/---
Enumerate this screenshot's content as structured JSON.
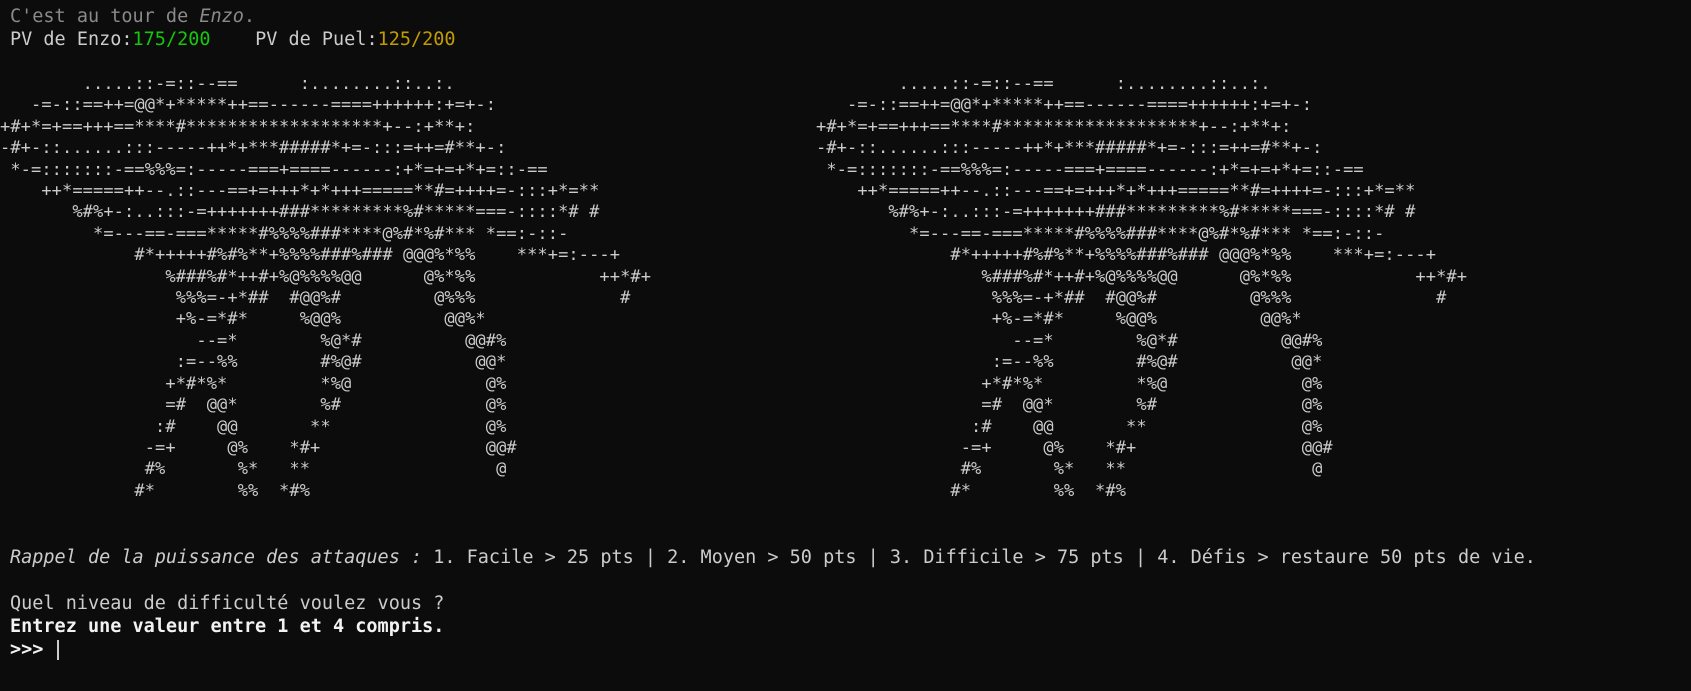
{
  "turn": {
    "prefix": "C'est au tour de ",
    "player": "Enzo",
    "suffix": "."
  },
  "hp": {
    "p1_label": "PV de Enzo:",
    "p1_value": "175/200",
    "gap": "    ",
    "p2_label": "PV de Puel:",
    "p2_value": "125/200"
  },
  "ascii_art": "        .....::-=::--==      :........::..:.\n   -=-::==++=@@*+*****++==------====++++++:+=+-:\n+#+*=+==+++==****#*******************+--:+**+:\n-#+-::......:::-----++*+***#####*+=-:::=++=#**+-:\n *-=:::::::-==%%%=:-----===+====------:+*=+=+*+=::-==\n    ++*=====++--.::---==+=+++*+*+++=====**#=++++=-:::+*=**\n       %#%+-:..:::-=+++++++###*********%#*****===-::::*# #\n         *=---==-===*****#%%%%###****@%#*%#*** *==:-::-\n             #*+++++#%#%**+%%%%###%### @@@%*%%    ***+=:---+\n                %###%#*++#+%@%%%%@@      @%*%%            ++*#+\n                 %%%=-+*##  #@@%#         @%%%              #\n                 +%-=*#*     %@@%          @@%*\n                   --=*        %@*#          @@#%\n                 :=--%%        #%@#           @@*\n                +*#*%*         *%@             @%\n                =#  @@*        %#              @%\n               :#    @@       **               @%\n              -=+     @%    *#+                @@#\n              #%       %*   **                  @\n             #*        %%  *#%",
  "hint": {
    "italic": "Rappel de la puissance des attaques :",
    "rest": " 1. Facile > 25 pts | 2. Moyen > 50 pts | 3. Difficile > 75 pts | 4. Défis > restaure 50 pts de vie."
  },
  "question": "Quel niveau de difficulté voulez vous ?",
  "instruction": "Entrez une valeur entre 1 et 4 compris.",
  "prompt": ">>> ",
  "colors": {
    "background": "#0c0c0c",
    "text": "#cccccc",
    "hp_player1": "#16c60c",
    "hp_player2": "#c19c00"
  }
}
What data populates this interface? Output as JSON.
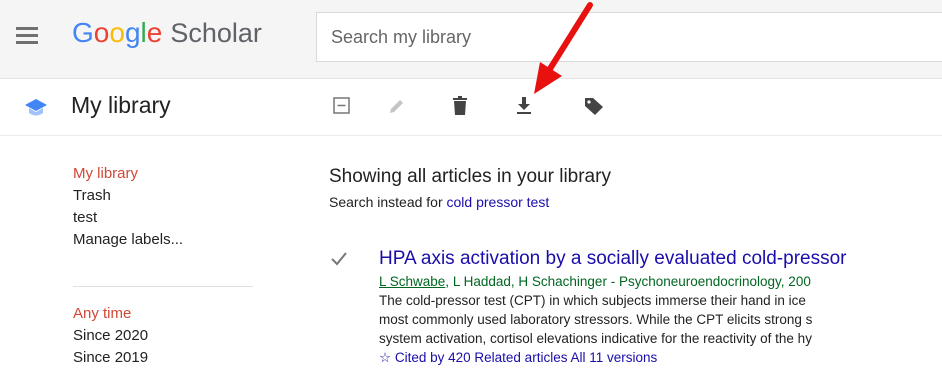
{
  "header": {
    "logo_google": [
      "G",
      "o",
      "o",
      "g",
      "l",
      "e"
    ],
    "logo_colors": [
      "#4285f4",
      "#ea4335",
      "#fbbc05",
      "#4285f4",
      "#34a853",
      "#ea4335"
    ],
    "logo_scholar": "Scholar",
    "search_placeholder": "Search my library"
  },
  "subheader": {
    "title": "My library",
    "tools": [
      "select-all-icon",
      "edit-icon",
      "delete-icon",
      "export-icon",
      "label-icon"
    ]
  },
  "sidebar": {
    "items": [
      {
        "label": "My library",
        "active": true
      },
      {
        "label": "Trash"
      },
      {
        "label": "test"
      },
      {
        "label": "Manage labels..."
      }
    ],
    "time_filters": [
      {
        "label": "Any time",
        "active": true
      },
      {
        "label": "Since 2020"
      },
      {
        "label": "Since 2019"
      }
    ]
  },
  "main": {
    "heading": "Showing all articles in your library",
    "instead_prefix": "Search instead for ",
    "instead_query": "cold pressor test"
  },
  "result": {
    "title": "HPA axis activation by a socially evaluated cold-pressor",
    "authors": [
      "L Schwabe",
      "L Haddad",
      "H Schachinger"
    ],
    "author_sep": ", ",
    "source": " - Psychoneuroendocrinology, 200",
    "snippet": [
      "The cold-pressor test (CPT) in which subjects immerse their hand in ice",
      "most commonly used laboratory stressors. While the CPT elicits strong s",
      "system activation, cortisol elevations indicative for the reactivity of the hy"
    ],
    "links": "☆ Cited by 420  Related articles  All 11 versions"
  },
  "colors": {
    "accent_red": "#d14836",
    "link_blue": "#1a0dab",
    "author_green": "#006621",
    "annotation_arrow": "#e8110f"
  }
}
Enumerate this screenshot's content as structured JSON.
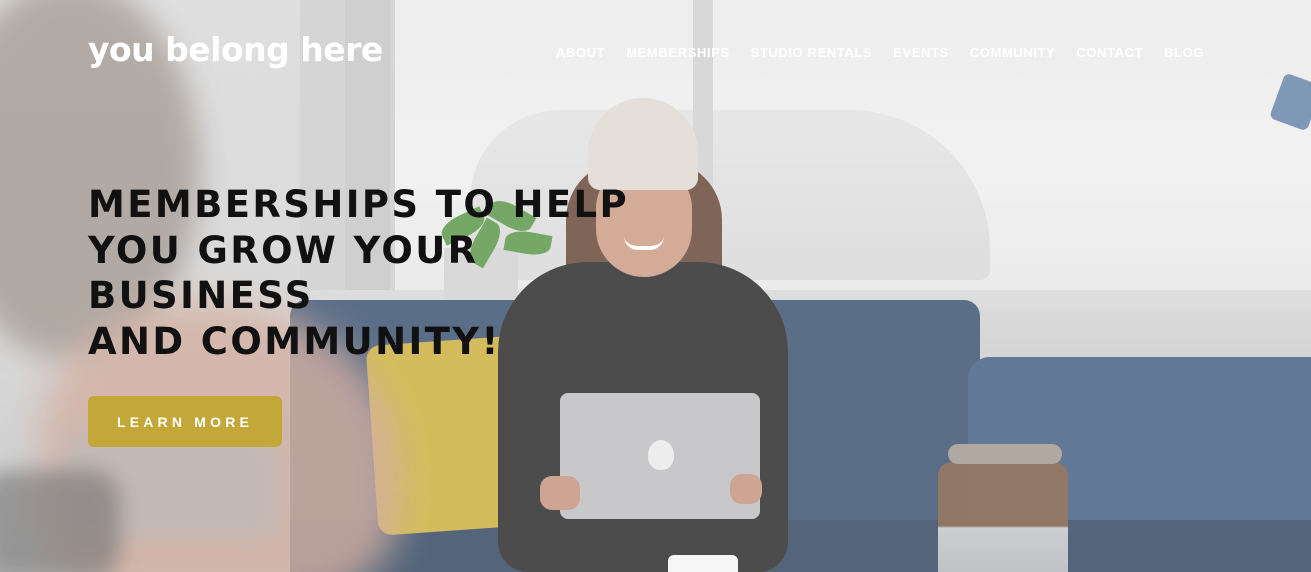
{
  "site": {
    "logo_text": "you belong here"
  },
  "nav": {
    "items": [
      {
        "label": "ABOUT"
      },
      {
        "label": "MEMBERSHIPS"
      },
      {
        "label": "STUDIO RENTALS"
      },
      {
        "label": "EVENTS"
      },
      {
        "label": "COMMUNITY"
      },
      {
        "label": "CONTACT"
      },
      {
        "label": "BLOG"
      }
    ]
  },
  "hero": {
    "headline_lines": [
      "MEMBERSHIPS TO HELP",
      "YOU GROW YOUR",
      "BUSINESS",
      "AND COMMUNITY!"
    ],
    "cta_label": "LEARN MORE",
    "background_image": "woman-smiling-with-laptop-on-blue-sofa",
    "colors": {
      "cta_background": "#c3a839",
      "headline": "#111111",
      "nav_text": "#ffffff"
    }
  }
}
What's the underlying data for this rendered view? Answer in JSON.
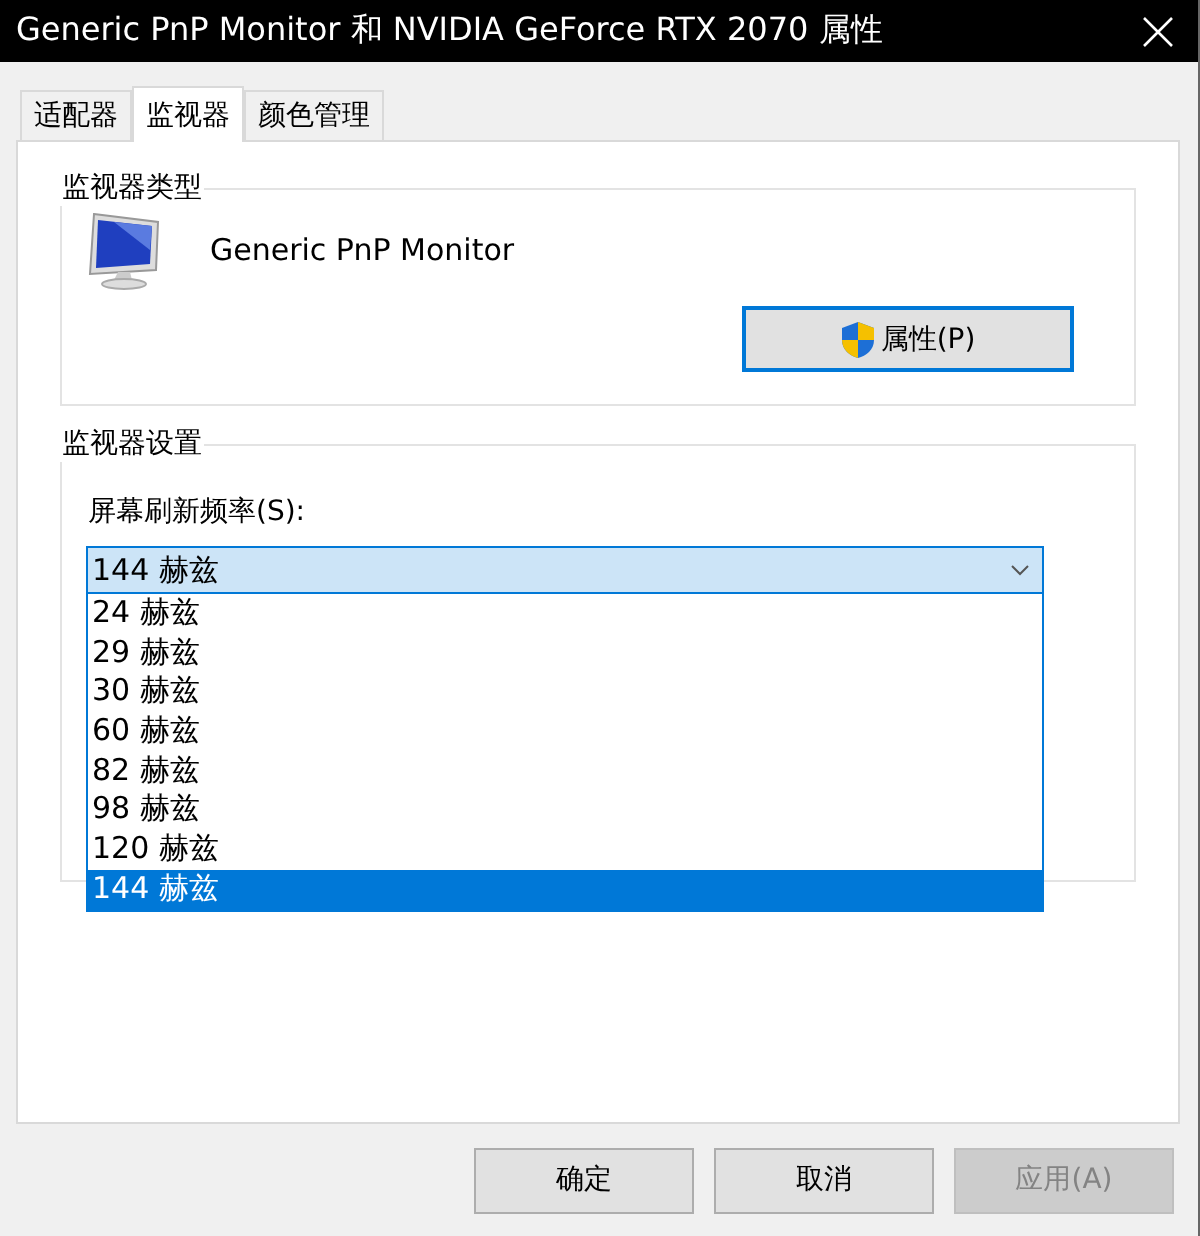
{
  "window": {
    "title": "Generic PnP Monitor 和 NVIDIA GeForce RTX 2070 属性"
  },
  "tabs": [
    {
      "label": "适配器",
      "selected": false
    },
    {
      "label": "监视器",
      "selected": true
    },
    {
      "label": "颜色管理",
      "selected": false
    }
  ],
  "monitor_type": {
    "title": "监视器类型",
    "monitor_name": "Generic PnP Monitor",
    "properties_button": "属性(P)"
  },
  "monitor_settings": {
    "title": "监视器设置",
    "refresh_label": "屏幕刷新频率(S):",
    "dropdown": {
      "value": "144 赫兹",
      "expanded": true,
      "options": [
        {
          "label": "24 赫兹",
          "selected": false
        },
        {
          "label": "29 赫兹",
          "selected": false
        },
        {
          "label": "30 赫兹",
          "selected": false
        },
        {
          "label": "60 赫兹",
          "selected": false
        },
        {
          "label": "82 赫兹",
          "selected": false
        },
        {
          "label": "98 赫兹",
          "selected": false
        },
        {
          "label": "120 赫兹",
          "selected": false
        },
        {
          "label": "144 赫兹",
          "selected": true
        }
      ]
    }
  },
  "buttons": [
    {
      "label": "确定",
      "disabled": false
    },
    {
      "label": "取消",
      "disabled": false
    },
    {
      "label": "应用(A)",
      "disabled": true
    }
  ]
}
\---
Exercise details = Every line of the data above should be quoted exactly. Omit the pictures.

Answer space =
Enumerate this screenshot's content as structured JSON.
{
  "turn": {
    "prefix": "C'est au tour de ",
    "player": "Enzo",
    "suffix": "."
  },
  "hp": {
    "p1_label": "PV de Enzo:",
    "p1_value": "175/200",
    "gap": "    ",
    "p2_label": "PV de Puel:",
    "p2_value": "125/200"
  },
  "ascii_art": "        .....::-=::--==      :........::..:.\n   -=-::==++=@@*+*****++==------====++++++:+=+-:\n+#+*=+==+++==****#*******************+--:+**+:\n-#+-::......:::-----++*+***#####*+=-:::=++=#**+-:\n *-=:::::::-==%%%=:-----===+====------:+*=+=+*+=::-==\n    ++*=====++--.::---==+=+++*+*+++=====**#=++++=-:::+*=**\n       %#%+-:..:::-=+++++++###*********%#*****===-::::*# #\n         *=---==-===*****#%%%%###****@%#*%#*** *==:-::-\n             #*+++++#%#%**+%%%%###%### @@@%*%%    ***+=:---+\n                %###%#*++#+%@%%%%@@      @%*%%            ++*#+\n                 %%%=-+*##  #@@%#         @%%%              #\n                 +%-=*#*     %@@%          @@%*\n                   --=*        %@*#          @@#%\n                 :=--%%        #%@#           @@*\n                +*#*%*         *%@             @%\n                =#  @@*        %#              @%\n               :#    @@       **               @%\n              -=+     @%    *#+                @@#\n              #%       %*   **                  @\n             #*        %%  *#%",
  "hint": {
    "italic": "Rappel de la puissance des attaques :",
    "rest": " 1. Facile > 25 pts | 2. Moyen > 50 pts | 3. Difficile > 75 pts | 4. Défis > restaure 50 pts de vie."
  },
  "question": "Quel niveau de difficulté voulez vous ?",
  "instruction": "Entrez une valeur entre 1 et 4 compris.",
  "prompt": ">>> ",
  "colors": {
    "background": "#0c0c0c",
    "text": "#cccccc",
    "hp_player1": "#16c60c",
    "hp_player2": "#c19c00"
  }
}
What data populates this interface? Output as JSON.
{
  "header": {
    "logo_google": [
      "G",
      "o",
      "o",
      "g",
      "l",
      "e"
    ],
    "logo_colors": [
      "#4285f4",
      "#ea4335",
      "#fbbc05",
      "#4285f4",
      "#34a853",
      "#ea4335"
    ],
    "logo_scholar": "Scholar",
    "search_placeholder": "Search my library"
  },
  "subheader": {
    "title": "My library",
    "tools": [
      "select-all-icon",
      "edit-icon",
      "delete-icon",
      "export-icon",
      "label-icon"
    ]
  },
  "sidebar": {
    "items": [
      {
        "label": "My library",
        "active": true
      },
      {
        "label": "Trash"
      },
      {
        "label": "test"
      },
      {
        "label": "Manage labels..."
      }
    ],
    "time_filters": [
      {
        "label": "Any time",
        "active": true
      },
      {
        "label": "Since 2020"
      },
      {
        "label": "Since 2019"
      }
    ]
  },
  "main": {
    "heading": "Showing all articles in your library",
    "instead_prefix": "Search instead for ",
    "instead_query": "cold pressor test"
  },
  "result": {
    "title": "HPA axis activation by a socially evaluated cold-pressor",
    "authors": [
      "L Schwabe",
      "L Haddad",
      "H Schachinger"
    ],
    "author_sep": ", ",
    "source": " - Psychoneuroendocrinology, 200",
    "snippet": [
      "The cold-pressor test (CPT) in which subjects immerse their hand in ice",
      "most commonly used laboratory stressors. While the CPT elicits strong s",
      "system activation, cortisol elevations indicative for the reactivity of the hy"
    ],
    "links": "☆ Cited by 420  Related articles  All 11 versions"
  },
  "colors": {
    "accent_red": "#d14836",
    "link_blue": "#1a0dab",
    "author_green": "#006621",
    "annotation_arrow": "#e8110f"
  }
}
Enumerate this screenshot's content as structured JSON.
{
  "site": {
    "logo_text": "you belong here"
  },
  "nav": {
    "items": [
      {
        "label": "ABOUT"
      },
      {
        "label": "MEMBERSHIPS"
      },
      {
        "label": "STUDIO RENTALS"
      },
      {
        "label": "EVENTS"
      },
      {
        "label": "COMMUNITY"
      },
      {
        "label": "CONTACT"
      },
      {
        "label": "BLOG"
      }
    ]
  },
  "hero": {
    "headline_lines": [
      "MEMBERSHIPS TO HELP",
      "YOU GROW YOUR",
      "BUSINESS",
      "AND COMMUNITY!"
    ],
    "cta_label": "LEARN MORE",
    "background_image": "woman-smiling-with-laptop-on-blue-sofa",
    "colors": {
      "cta_background": "#c3a839",
      "headline": "#111111",
      "nav_text": "#ffffff"
    }
  }
}
What's the underlying data for this rendered view? Answer in JSON.
{
  "window": {
    "title": "Generic PnP Monitor 和 NVIDIA GeForce RTX 2070 属性"
  },
  "tabs": [
    {
      "label": "适配器",
      "selected": false
    },
    {
      "label": "监视器",
      "selected": true
    },
    {
      "label": "颜色管理",
      "selected": false
    }
  ],
  "monitor_type": {
    "title": "监视器类型",
    "monitor_name": "Generic PnP Monitor",
    "properties_button": "属性(P)"
  },
  "monitor_settings": {
    "title": "监视器设置",
    "refresh_label": "屏幕刷新频率(S):",
    "dropdown": {
      "value": "144 赫兹",
      "expanded": true,
      "options": [
        {
          "label": "24 赫兹",
          "selected": false
        },
        {
          "label": "29 赫兹",
          "selected": false
        },
        {
          "label": "30 赫兹",
          "selected": false
        },
        {
          "label": "60 赫兹",
          "selected": false
        },
        {
          "label": "82 赫兹",
          "selected": false
        },
        {
          "label": "98 赫兹",
          "selected": false
        },
        {
          "label": "120 赫兹",
          "selected": false
        },
        {
          "label": "144 赫兹",
          "selected": true
        }
      ]
    }
  },
  "buttons": [
    {
      "label": "确定",
      "disabled": false
    },
    {
      "label": "取消",
      "disabled": false
    },
    {
      "label": "应用(A)",
      "disabled": true
    }
  ]
}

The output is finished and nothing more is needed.